What is the estate administration process in California?

On Behalf of | Apr 22, 2022 | Estate Planning

When someone dies, their loved ones are often left with a lot of questions about what to do next. This is especially true if the deceased left a complex estate. Thankfully, there is an established process for administering an estate after someone dies.

Probate court

Probate is the process of proving that a will is valid and of distributing the deceased person’s assets according to the will. If the will is not valid, or if there is no will, then the probate process determines who gets what from the estate.
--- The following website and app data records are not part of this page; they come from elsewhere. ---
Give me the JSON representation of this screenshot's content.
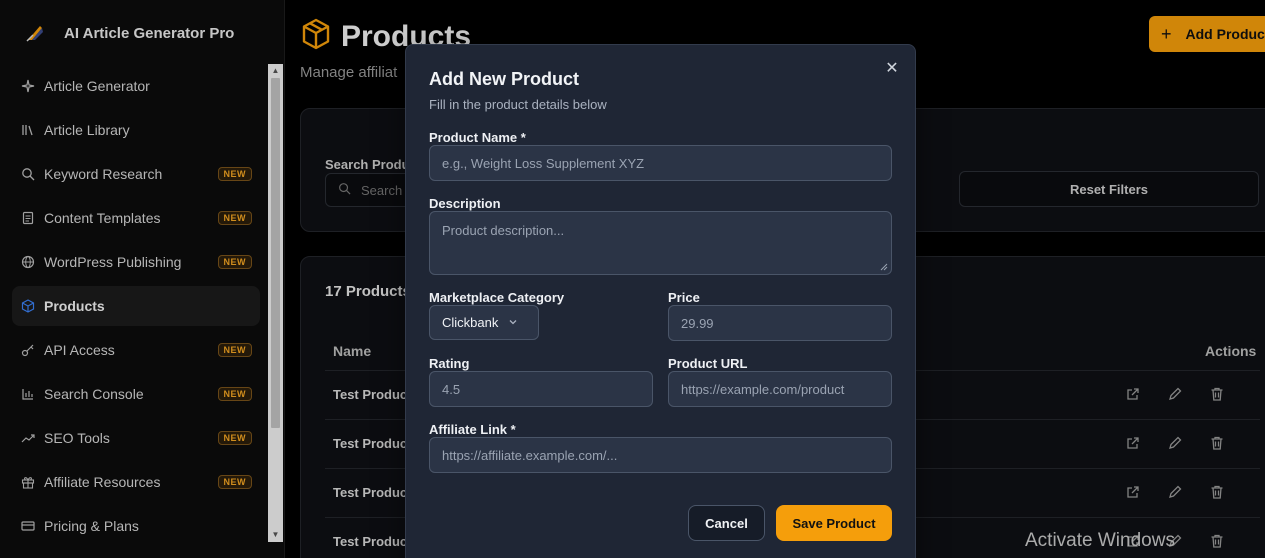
{
  "sidebar": {
    "brand_title": "AI Article Generator Pro",
    "items": [
      {
        "label": "Article Generator",
        "icon": "sparkle-icon",
        "badge": ""
      },
      {
        "label": "Article Library",
        "icon": "library-icon",
        "badge": ""
      },
      {
        "label": "Keyword Research",
        "icon": "search-icon",
        "badge": "NEW"
      },
      {
        "label": "Content Templates",
        "icon": "file-icon",
        "badge": "NEW"
      },
      {
        "label": "WordPress Publishing",
        "icon": "globe-icon",
        "badge": "NEW"
      },
      {
        "label": "Products",
        "icon": "cube-icon",
        "badge": "",
        "active": true
      },
      {
        "label": "API Access",
        "icon": "key-icon",
        "badge": "NEW"
      },
      {
        "label": "Search Console",
        "icon": "bar-chart-icon",
        "badge": "NEW"
      },
      {
        "label": "SEO Tools",
        "icon": "trend-icon",
        "badge": "NEW"
      },
      {
        "label": "Affiliate Resources",
        "icon": "gift-icon",
        "badge": "NEW"
      },
      {
        "label": "Pricing & Plans",
        "icon": "card-icon",
        "badge": ""
      }
    ]
  },
  "main": {
    "title": "Products",
    "subtitle": "Manage affiliat",
    "add_button": "Add Produc",
    "search_label": "Search Produ",
    "search_placeholder": "Search",
    "reset_button": "Reset Filters",
    "count_title": "17 Products",
    "columns": {
      "name": "Name",
      "actions": "Actions"
    },
    "rows": [
      "Test Produc",
      "Test Produc",
      "Test Produc",
      "Test Produc"
    ]
  },
  "modal": {
    "title": "Add New Product",
    "subtitle": "Fill in the product details below",
    "fields": {
      "name_label": "Product Name *",
      "name_placeholder": "e.g., Weight Loss Supplement XYZ",
      "desc_label": "Description",
      "desc_placeholder": "Product description...",
      "category_label": "Marketplace Category",
      "category_value": "Clickbank",
      "price_label": "Price",
      "price_placeholder": "29.99",
      "rating_label": "Rating",
      "rating_placeholder": "4.5",
      "url_label": "Product URL",
      "url_placeholder": "https://example.com/product",
      "affiliate_label": "Affiliate Link *",
      "affiliate_placeholder": "https://affiliate.example.com/..."
    },
    "cancel_button": "Cancel",
    "save_button": "Save Product"
  },
  "os_watermark": "Activate Windows",
  "colors": {
    "accent": "#f59e0b",
    "modal_bg": "#1f2635",
    "badge_text": "#f5a623"
  }
}
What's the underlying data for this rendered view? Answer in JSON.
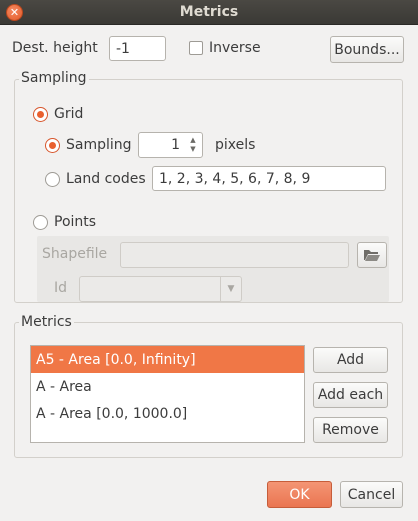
{
  "window": {
    "title": "Metrics"
  },
  "dest_height": {
    "label": "Dest. height",
    "value": "-1"
  },
  "inverse": {
    "label": "Inverse",
    "checked": false
  },
  "bounds_button": {
    "label": "Bounds..."
  },
  "sampling": {
    "title": "Sampling",
    "grid": {
      "label": "Grid",
      "selected": true
    },
    "sampling_option": {
      "label": "Sampling",
      "value": "1",
      "unit": "pixels",
      "selected": true
    },
    "land_codes": {
      "label": "Land codes",
      "value": "1, 2, 3, 4, 5, 6, 7, 8, 9",
      "selected": false
    },
    "points": {
      "label": "Points",
      "selected": false
    },
    "shapefile": {
      "label": "Shapefile",
      "value": ""
    },
    "id": {
      "label": "Id",
      "value": ""
    }
  },
  "metrics": {
    "title": "Metrics",
    "items": [
      {
        "label": "A5 - Area [0.0, Infinity]",
        "selected": true
      },
      {
        "label": "A - Area",
        "selected": false
      },
      {
        "label": "A - Area [0.0, 1000.0]",
        "selected": false
      }
    ],
    "add_label": "Add",
    "add_each_label": "Add each",
    "remove_label": "Remove"
  },
  "footer": {
    "ok_label": "OK",
    "cancel_label": "Cancel"
  },
  "colors": {
    "accent": "#f07746",
    "titlebar": "#3c3b37"
  },
  "icons": {
    "close": "close-icon",
    "folder": "folder-open-icon",
    "dropdown": "chevron-down-icon",
    "spin": "spin-arrows-icon"
  }
}
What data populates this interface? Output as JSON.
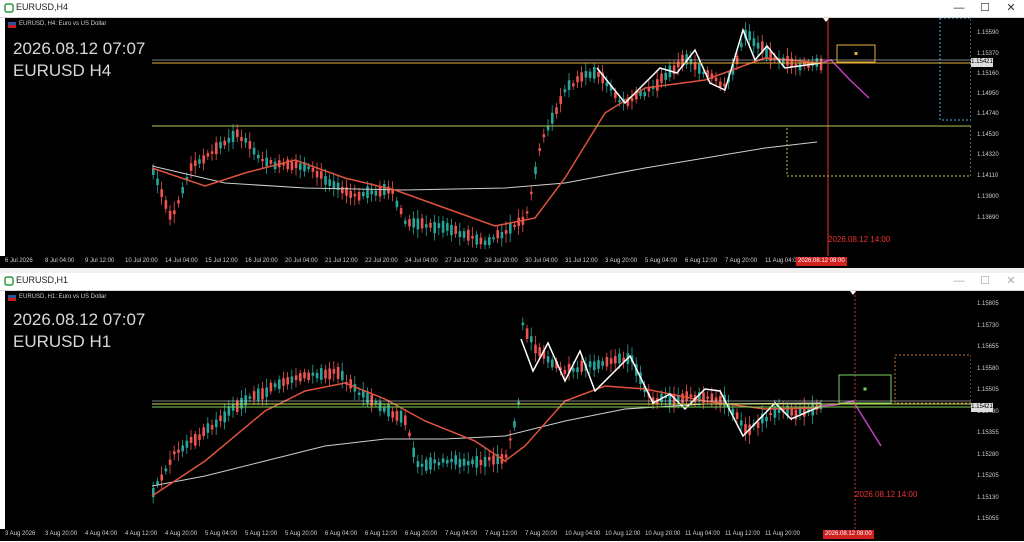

The first step in probate is usually filing a petition with the probate court. This petition identifies the deceased person, the executor of the estate and any beneficiaries. As part of the probate and estate administration process, the executor will need to gather all of the deceased person’s assets and liabilities, so it is important to have an accurate accounting.

Notice to creditors

After the petition is filed, the executor must give notice to any known creditors of the estate. This notice informs them of the probate proceeding and gives them a chance to file a claim against the estate.

Notice to beneficiaries

After the creditors get notified, the executor must give notice to any beneficiaries named in the will. This gives them a chance to object to the probate proceeding or to make a claim against the estate.

Inventory and appraisal of assets

The executor must take an inventory of all the assets in the estate and have them appraised. This is necessary to determine the value of the estate for tax purposes.

Distribution of assets

After the estate has been appraised, the executor can begin to distribute the assets to the beneficiaries. This usually happens in stages as different assets get distributed.

Generally, these are the main steps in the probate and estate administration process. Just remember that if there are disagreements among the beneficiaries, the executor may need to file a petition with the probate court asking for guidance on how to proceed.